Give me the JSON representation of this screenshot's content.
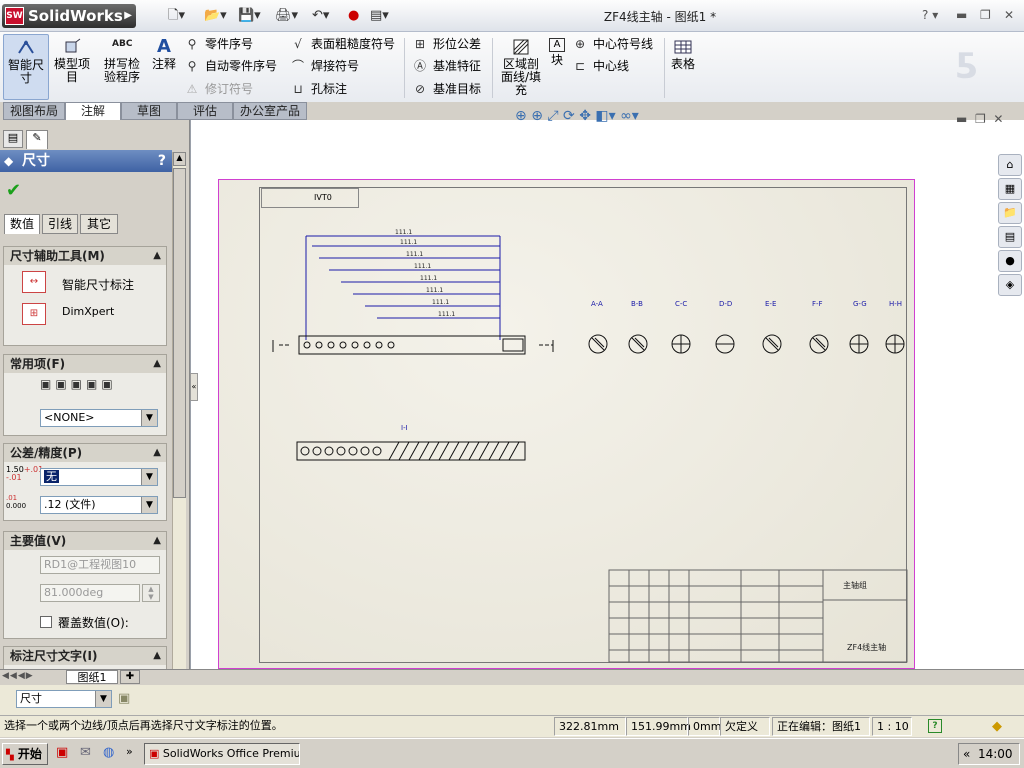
{
  "app": {
    "logo": "SolidWorks",
    "doc_title": "ZF4线主轴 - 图纸1 *",
    "help": "?"
  },
  "ribbon": {
    "smart_dim": "智能尺寸",
    "model_items": "模型项目",
    "spell": "拼写检验程序",
    "spell_abc": "ABC",
    "note": "注释",
    "balloon": "零件序号",
    "auto_balloon": "自动零件序号",
    "revision": "修订符号",
    "surface": "表面粗糙度符号",
    "weld": "焊接符号",
    "hole": "孔标注",
    "gtol": "形位公差",
    "datum_feature": "基准特征",
    "datum_target": "基准目标",
    "area_hatch": "区域剖面线/填充",
    "block": "块",
    "center_mark": "中心符号线",
    "centerline": "中心线",
    "table": "表格"
  },
  "tabs": [
    "视图布局",
    "注解",
    "草图",
    "评估",
    "办公室产品"
  ],
  "panel": {
    "title": "尺寸",
    "help": "?",
    "subtabs": [
      "数值",
      "引线",
      "其它"
    ],
    "assist_title": "尺寸辅助工具(M)",
    "assist_items": [
      "智能尺寸标注",
      "DimXpert"
    ],
    "common_title": "常用项(F)",
    "common_value": "<NONE>",
    "tol_title": "公差/精度(P)",
    "tol_type": "无",
    "tol_sample": "1.50",
    "tol_plus": "+.01",
    "tol_minus": "-.01",
    "prec_sample": "0.000",
    "prec_sup": ".01",
    "precision": ".12 (文件)",
    "primary_title": "主要值(V)",
    "primary_name": "RD1@工程视图10",
    "primary_value": "81.000deg",
    "override": "覆盖数值(O):",
    "dimtext_title": "标注尺寸文字(I)"
  },
  "drawing": {
    "top_label": "IVT0",
    "title_block": [
      "主轴组",
      "ZF4线主轴"
    ],
    "section_labels": [
      "A-A",
      "B-B",
      "C-C",
      "D-D",
      "E-E",
      "F-F",
      "G-G",
      "H-H"
    ],
    "detail_label": "I-I",
    "dim_labels": [
      "111.1",
      "111.1",
      "111.1",
      "111.1",
      "111.1",
      "111.1",
      "111.1",
      "111.1"
    ]
  },
  "sheet_tab": "图纸1",
  "bottom_select": "尺寸",
  "status": {
    "message": "选择一个或两个边线/顶点后再选择尺寸文字标注的位置。",
    "x": "322.81mm",
    "y": "151.99mm",
    "z": "0mm",
    "state": "欠定义",
    "editing": "正在编辑：图纸1",
    "scale": "1 : 10",
    "help": "?"
  },
  "taskbar": {
    "start": "开始",
    "task": "SolidWorks Office Premiu...",
    "time": "14:00",
    "more": "»",
    "tray_arrow": "«"
  }
}
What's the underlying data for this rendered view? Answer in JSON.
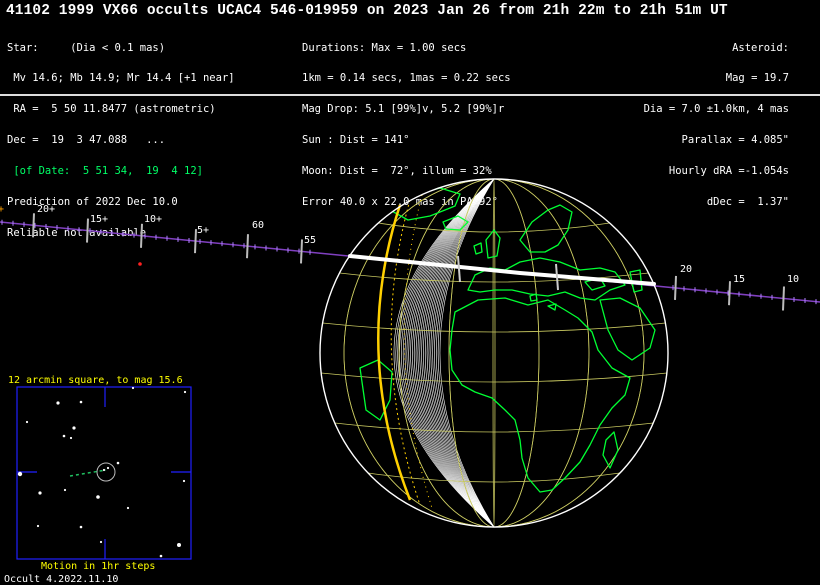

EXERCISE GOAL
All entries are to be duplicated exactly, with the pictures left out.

TASK ANSWER
Give me the JSON representation of this screenshot's content.
{
  "app": {
    "logo": "SolidWorks",
    "doc_title": "ZF4线主轴 - 图纸1 *",
    "help": "?"
  },
  "ribbon": {
    "smart_dim": "智能尺寸",
    "model_items": "模型项目",
    "spell": "拼写检验程序",
    "spell_abc": "ABC",
    "note": "注释",
    "balloon": "零件序号",
    "auto_balloon": "自动零件序号",
    "revision": "修订符号",
    "surface": "表面粗糙度符号",
    "weld": "焊接符号",
    "hole": "孔标注",
    "gtol": "形位公差",
    "datum_feature": "基准特征",
    "datum_target": "基准目标",
    "area_hatch": "区域剖面线/填充",
    "block": "块",
    "center_mark": "中心符号线",
    "centerline": "中心线",
    "table": "表格"
  },
  "tabs": [
    "视图布局",
    "注解",
    "草图",
    "评估",
    "办公室产品"
  ],
  "panel": {
    "title": "尺寸",
    "help": "?",
    "subtabs": [
      "数值",
      "引线",
      "其它"
    ],
    "assist_title": "尺寸辅助工具(M)",
    "assist_items": [
      "智能尺寸标注",
      "DimXpert"
    ],
    "common_title": "常用项(F)",
    "common_value": "<NONE>",
    "tol_title": "公差/精度(P)",
    "tol_type": "无",
    "tol_sample": "1.50",
    "tol_plus": "+.01",
    "tol_minus": "-.01",
    "prec_sample": "0.000",
    "prec_sup": ".01",
    "precision": ".12 (文件)",
    "primary_title": "主要值(V)",
    "primary_name": "RD1@工程视图10",
    "primary_value": "81.000deg",
    "override": "覆盖数值(O):",
    "dimtext_title": "标注尺寸文字(I)"
  },
  "drawing": {
    "top_label": "IVT0",
    "title_block": [
      "主轴组",
      "ZF4线主轴"
    ],
    "section_labels": [
      "A-A",
      "B-B",
      "C-C",
      "D-D",
      "E-E",
      "F-F",
      "G-G",
      "H-H"
    ],
    "detail_label": "I-I",
    "dim_labels": [
      "111.1",
      "111.1",
      "111.1",
      "111.1",
      "111.1",
      "111.1",
      "111.1",
      "111.1"
    ]
  },
  "sheet_tab": "图纸1",
  "bottom_select": "尺寸",
  "status": {
    "message": "选择一个或两个边线/顶点后再选择尺寸文字标注的位置。",
    "x": "322.81mm",
    "y": "151.99mm",
    "z": "0mm",
    "state": "欠定义",
    "editing": "正在编辑：图纸1",
    "scale": "1 : 10",
    "help": "?"
  },
  "taskbar": {
    "start": "开始",
    "task": "SolidWorks Office Premiu...",
    "time": "14:00",
    "more": "»",
    "tray_arrow": "«"
  }
}
What's the underlying data for this rendered view? Answer in JSON.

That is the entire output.